What is needed:
Send back the records exactly as written, with no images.

────

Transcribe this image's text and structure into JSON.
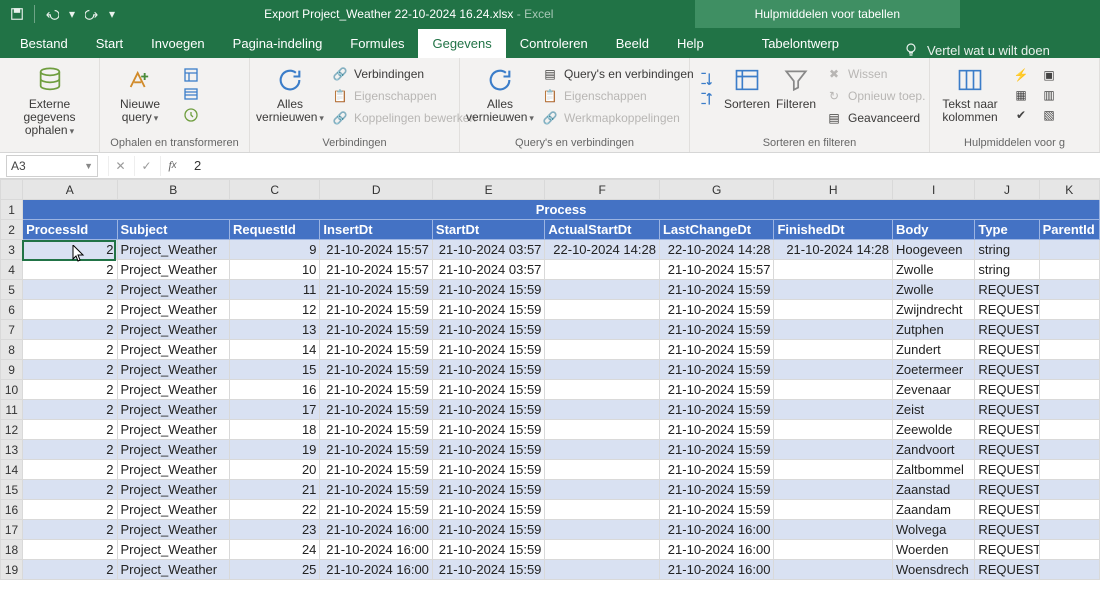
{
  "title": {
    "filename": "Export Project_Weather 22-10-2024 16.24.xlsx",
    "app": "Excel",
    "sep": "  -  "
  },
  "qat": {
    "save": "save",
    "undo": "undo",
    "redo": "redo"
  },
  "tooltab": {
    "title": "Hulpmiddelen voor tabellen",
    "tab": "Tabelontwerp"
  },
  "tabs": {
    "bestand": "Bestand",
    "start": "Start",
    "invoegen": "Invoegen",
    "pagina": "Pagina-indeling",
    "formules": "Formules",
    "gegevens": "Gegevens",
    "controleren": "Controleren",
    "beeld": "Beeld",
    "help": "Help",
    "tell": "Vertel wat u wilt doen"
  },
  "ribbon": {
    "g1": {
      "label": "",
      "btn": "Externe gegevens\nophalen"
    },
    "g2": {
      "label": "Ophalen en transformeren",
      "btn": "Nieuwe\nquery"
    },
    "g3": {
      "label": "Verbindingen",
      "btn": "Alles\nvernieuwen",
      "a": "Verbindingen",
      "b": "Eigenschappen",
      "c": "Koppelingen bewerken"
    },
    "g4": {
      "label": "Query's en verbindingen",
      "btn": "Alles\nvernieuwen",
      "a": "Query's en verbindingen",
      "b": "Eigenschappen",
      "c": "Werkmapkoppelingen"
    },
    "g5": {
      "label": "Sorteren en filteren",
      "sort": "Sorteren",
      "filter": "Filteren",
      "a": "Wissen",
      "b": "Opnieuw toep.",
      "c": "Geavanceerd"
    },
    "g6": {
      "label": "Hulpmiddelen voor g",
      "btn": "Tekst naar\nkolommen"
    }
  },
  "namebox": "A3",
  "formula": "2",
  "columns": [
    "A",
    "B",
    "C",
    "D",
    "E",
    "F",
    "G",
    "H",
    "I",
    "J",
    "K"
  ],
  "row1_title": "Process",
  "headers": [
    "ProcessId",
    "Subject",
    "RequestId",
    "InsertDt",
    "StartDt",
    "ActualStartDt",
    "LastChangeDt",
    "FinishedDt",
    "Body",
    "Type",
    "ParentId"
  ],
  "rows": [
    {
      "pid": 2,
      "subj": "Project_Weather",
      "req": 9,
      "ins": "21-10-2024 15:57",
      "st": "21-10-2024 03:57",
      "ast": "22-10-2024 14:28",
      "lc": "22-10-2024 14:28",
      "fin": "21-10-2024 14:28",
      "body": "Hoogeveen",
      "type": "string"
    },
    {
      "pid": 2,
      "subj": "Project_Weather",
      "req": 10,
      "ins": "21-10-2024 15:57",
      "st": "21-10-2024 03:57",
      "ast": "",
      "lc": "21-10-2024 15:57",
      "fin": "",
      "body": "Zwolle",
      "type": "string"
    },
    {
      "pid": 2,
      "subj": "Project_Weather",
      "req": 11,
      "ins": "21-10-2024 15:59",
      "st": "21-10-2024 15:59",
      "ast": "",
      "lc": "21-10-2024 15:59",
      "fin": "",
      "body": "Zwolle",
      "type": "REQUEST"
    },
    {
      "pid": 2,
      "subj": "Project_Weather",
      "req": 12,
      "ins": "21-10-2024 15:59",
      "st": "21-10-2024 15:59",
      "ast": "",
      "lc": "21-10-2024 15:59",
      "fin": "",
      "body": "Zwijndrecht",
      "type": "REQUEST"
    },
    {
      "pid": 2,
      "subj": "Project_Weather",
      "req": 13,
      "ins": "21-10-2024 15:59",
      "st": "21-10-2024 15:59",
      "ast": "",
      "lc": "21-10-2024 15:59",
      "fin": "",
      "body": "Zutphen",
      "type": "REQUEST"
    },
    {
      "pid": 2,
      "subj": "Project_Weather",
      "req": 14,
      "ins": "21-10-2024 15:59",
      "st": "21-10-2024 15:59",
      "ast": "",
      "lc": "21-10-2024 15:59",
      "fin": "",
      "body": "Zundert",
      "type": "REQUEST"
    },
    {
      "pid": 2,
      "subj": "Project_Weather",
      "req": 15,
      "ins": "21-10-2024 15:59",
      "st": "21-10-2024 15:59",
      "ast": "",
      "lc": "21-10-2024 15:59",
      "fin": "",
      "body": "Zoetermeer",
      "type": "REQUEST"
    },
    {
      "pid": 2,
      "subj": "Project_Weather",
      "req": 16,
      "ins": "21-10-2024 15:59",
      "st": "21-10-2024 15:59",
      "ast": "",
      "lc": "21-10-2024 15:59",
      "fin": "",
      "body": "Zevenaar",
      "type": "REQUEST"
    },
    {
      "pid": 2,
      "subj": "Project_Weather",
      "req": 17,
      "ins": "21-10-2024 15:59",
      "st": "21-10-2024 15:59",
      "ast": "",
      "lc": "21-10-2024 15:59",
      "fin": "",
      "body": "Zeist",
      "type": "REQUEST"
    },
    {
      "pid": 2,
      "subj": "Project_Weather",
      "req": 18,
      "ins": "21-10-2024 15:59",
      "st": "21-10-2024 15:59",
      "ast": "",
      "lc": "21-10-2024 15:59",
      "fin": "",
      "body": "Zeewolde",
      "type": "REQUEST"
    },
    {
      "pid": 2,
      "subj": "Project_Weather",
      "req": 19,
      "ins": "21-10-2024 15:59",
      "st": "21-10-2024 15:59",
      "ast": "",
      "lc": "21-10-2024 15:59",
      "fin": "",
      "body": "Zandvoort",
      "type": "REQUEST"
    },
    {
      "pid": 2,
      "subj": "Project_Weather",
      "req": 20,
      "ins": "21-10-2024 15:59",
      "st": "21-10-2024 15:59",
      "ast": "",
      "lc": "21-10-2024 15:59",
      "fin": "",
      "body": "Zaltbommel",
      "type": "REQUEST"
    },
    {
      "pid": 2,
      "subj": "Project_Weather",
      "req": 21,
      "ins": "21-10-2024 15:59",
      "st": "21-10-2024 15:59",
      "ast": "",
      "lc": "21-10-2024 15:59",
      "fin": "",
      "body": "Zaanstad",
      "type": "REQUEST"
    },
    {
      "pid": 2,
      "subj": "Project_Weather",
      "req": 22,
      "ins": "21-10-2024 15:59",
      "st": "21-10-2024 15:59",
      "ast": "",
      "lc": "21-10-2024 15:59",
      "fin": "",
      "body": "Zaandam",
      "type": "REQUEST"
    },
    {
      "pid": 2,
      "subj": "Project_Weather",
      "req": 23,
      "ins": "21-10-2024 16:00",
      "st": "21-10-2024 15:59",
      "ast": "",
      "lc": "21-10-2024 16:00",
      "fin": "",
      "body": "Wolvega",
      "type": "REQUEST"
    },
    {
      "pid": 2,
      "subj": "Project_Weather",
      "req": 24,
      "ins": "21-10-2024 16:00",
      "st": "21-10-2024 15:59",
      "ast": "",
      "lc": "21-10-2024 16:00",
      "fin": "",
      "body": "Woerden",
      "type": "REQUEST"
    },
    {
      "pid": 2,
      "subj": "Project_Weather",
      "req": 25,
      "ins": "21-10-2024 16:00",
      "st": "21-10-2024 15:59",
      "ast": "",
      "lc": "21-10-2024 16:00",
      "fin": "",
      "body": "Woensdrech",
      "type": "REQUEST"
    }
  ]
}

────

Result:
Transcribe this image's text and structure into JSON.
{
  "title": {
    "filename": "Export Project_Weather 22-10-2024 16.24.xlsx",
    "app": "Excel",
    "sep": "  -  "
  },
  "qat": {
    "save": "save",
    "undo": "undo",
    "redo": "redo"
  },
  "tooltab": {
    "title": "Hulpmiddelen voor tabellen",
    "tab": "Tabelontwerp"
  },
  "tabs": {
    "bestand": "Bestand",
    "start": "Start",
    "invoegen": "Invoegen",
    "pagina": "Pagina-indeling",
    "formules": "Formules",
    "gegevens": "Gegevens",
    "controleren": "Controleren",
    "beeld": "Beeld",
    "help": "Help",
    "tell": "Vertel wat u wilt doen"
  },
  "ribbon": {
    "g1": {
      "label": "",
      "btn": "Externe gegevens\nophalen"
    },
    "g2": {
      "label": "Ophalen en transformeren",
      "btn": "Nieuwe\nquery"
    },
    "g3": {
      "label": "Verbindingen",
      "btn": "Alles\nvernieuwen",
      "a": "Verbindingen",
      "b": "Eigenschappen",
      "c": "Koppelingen bewerken"
    },
    "g4": {
      "label": "Query's en verbindingen",
      "btn": "Alles\nvernieuwen",
      "a": "Query's en verbindingen",
      "b": "Eigenschappen",
      "c": "Werkmapkoppelingen"
    },
    "g5": {
      "label": "Sorteren en filteren",
      "sort": "Sorteren",
      "filter": "Filteren",
      "a": "Wissen",
      "b": "Opnieuw toep.",
      "c": "Geavanceerd"
    },
    "g6": {
      "label": "Hulpmiddelen voor g",
      "btn": "Tekst naar\nkolommen"
    }
  },
  "namebox": "A3",
  "formula": "2",
  "columns": [
    "A",
    "B",
    "C",
    "D",
    "E",
    "F",
    "G",
    "H",
    "I",
    "J",
    "K"
  ],
  "row1_title": "Process",
  "headers": [
    "ProcessId",
    "Subject",
    "RequestId",
    "InsertDt",
    "StartDt",
    "ActualStartDt",
    "LastChangeDt",
    "FinishedDt",
    "Body",
    "Type",
    "ParentId"
  ],
  "rows": [
    {
      "pid": 2,
      "subj": "Project_Weather",
      "req": 9,
      "ins": "21-10-2024 15:57",
      "st": "21-10-2024 03:57",
      "ast": "22-10-2024 14:28",
      "lc": "22-10-2024 14:28",
      "fin": "21-10-2024 14:28",
      "body": "Hoogeveen",
      "type": "string"
    },
    {
      "pid": 2,
      "subj": "Project_Weather",
      "req": 10,
      "ins": "21-10-2024 15:57",
      "st": "21-10-2024 03:57",
      "ast": "",
      "lc": "21-10-2024 15:57",
      "fin": "",
      "body": "Zwolle",
      "type": "string"
    },
    {
      "pid": 2,
      "subj": "Project_Weather",
      "req": 11,
      "ins": "21-10-2024 15:59",
      "st": "21-10-2024 15:59",
      "ast": "",
      "lc": "21-10-2024 15:59",
      "fin": "",
      "body": "Zwolle",
      "type": "REQUEST"
    },
    {
      "pid": 2,
      "subj": "Project_Weather",
      "req": 12,
      "ins": "21-10-2024 15:59",
      "st": "21-10-2024 15:59",
      "ast": "",
      "lc": "21-10-2024 15:59",
      "fin": "",
      "body": "Zwijndrecht",
      "type": "REQUEST"
    },
    {
      "pid": 2,
      "subj": "Project_Weather",
      "req": 13,
      "ins": "21-10-2024 15:59",
      "st": "21-10-2024 15:59",
      "ast": "",
      "lc": "21-10-2024 15:59",
      "fin": "",
      "body": "Zutphen",
      "type": "REQUEST"
    },
    {
      "pid": 2,
      "subj": "Project_Weather",
      "req": 14,
      "ins": "21-10-2024 15:59",
      "st": "21-10-2024 15:59",
      "ast": "",
      "lc": "21-10-2024 15:59",
      "fin": "",
      "body": "Zundert",
      "type": "REQUEST"
    },
    {
      "pid": 2,
      "subj": "Project_Weather",
      "req": 15,
      "ins": "21-10-2024 15:59",
      "st": "21-10-2024 15:59",
      "ast": "",
      "lc": "21-10-2024 15:59",
      "fin": "",
      "body": "Zoetermeer",
      "type": "REQUEST"
    },
    {
      "pid": 2,
      "subj": "Project_Weather",
      "req": 16,
      "ins": "21-10-2024 15:59",
      "st": "21-10-2024 15:59",
      "ast": "",
      "lc": "21-10-2024 15:59",
      "fin": "",
      "body": "Zevenaar",
      "type": "REQUEST"
    },
    {
      "pid": 2,
      "subj": "Project_Weather",
      "req": 17,
      "ins": "21-10-2024 15:59",
      "st": "21-10-2024 15:59",
      "ast": "",
      "lc": "21-10-2024 15:59",
      "fin": "",
      "body": "Zeist",
      "type": "REQUEST"
    },
    {
      "pid": 2,
      "subj": "Project_Weather",
      "req": 18,
      "ins": "21-10-2024 15:59",
      "st": "21-10-2024 15:59",
      "ast": "",
      "lc": "21-10-2024 15:59",
      "fin": "",
      "body": "Zeewolde",
      "type": "REQUEST"
    },
    {
      "pid": 2,
      "subj": "Project_Weather",
      "req": 19,
      "ins": "21-10-2024 15:59",
      "st": "21-10-2024 15:59",
      "ast": "",
      "lc": "21-10-2024 15:59",
      "fin": "",
      "body": "Zandvoort",
      "type": "REQUEST"
    },
    {
      "pid": 2,
      "subj": "Project_Weather",
      "req": 20,
      "ins": "21-10-2024 15:59",
      "st": "21-10-2024 15:59",
      "ast": "",
      "lc": "21-10-2024 15:59",
      "fin": "",
      "body": "Zaltbommel",
      "type": "REQUEST"
    },
    {
      "pid": 2,
      "subj": "Project_Weather",
      "req": 21,
      "ins": "21-10-2024 15:59",
      "st": "21-10-2024 15:59",
      "ast": "",
      "lc": "21-10-2024 15:59",
      "fin": "",
      "body": "Zaanstad",
      "type": "REQUEST"
    },
    {
      "pid": 2,
      "subj": "Project_Weather",
      "req": 22,
      "ins": "21-10-2024 15:59",
      "st": "21-10-2024 15:59",
      "ast": "",
      "lc": "21-10-2024 15:59",
      "fin": "",
      "body": "Zaandam",
      "type": "REQUEST"
    },
    {
      "pid": 2,
      "subj": "Project_Weather",
      "req": 23,
      "ins": "21-10-2024 16:00",
      "st": "21-10-2024 15:59",
      "ast": "",
      "lc": "21-10-2024 16:00",
      "fin": "",
      "body": "Wolvega",
      "type": "REQUEST"
    },
    {
      "pid": 2,
      "subj": "Project_Weather",
      "req": 24,
      "ins": "21-10-2024 16:00",
      "st": "21-10-2024 15:59",
      "ast": "",
      "lc": "21-10-2024 16:00",
      "fin": "",
      "body": "Woerden",
      "type": "REQUEST"
    },
    {
      "pid": 2,
      "subj": "Project_Weather",
      "req": 25,
      "ins": "21-10-2024 16:00",
      "st": "21-10-2024 15:59",
      "ast": "",
      "lc": "21-10-2024 16:00",
      "fin": "",
      "body": "Woensdrech",
      "type": "REQUEST"
    }
  ]
}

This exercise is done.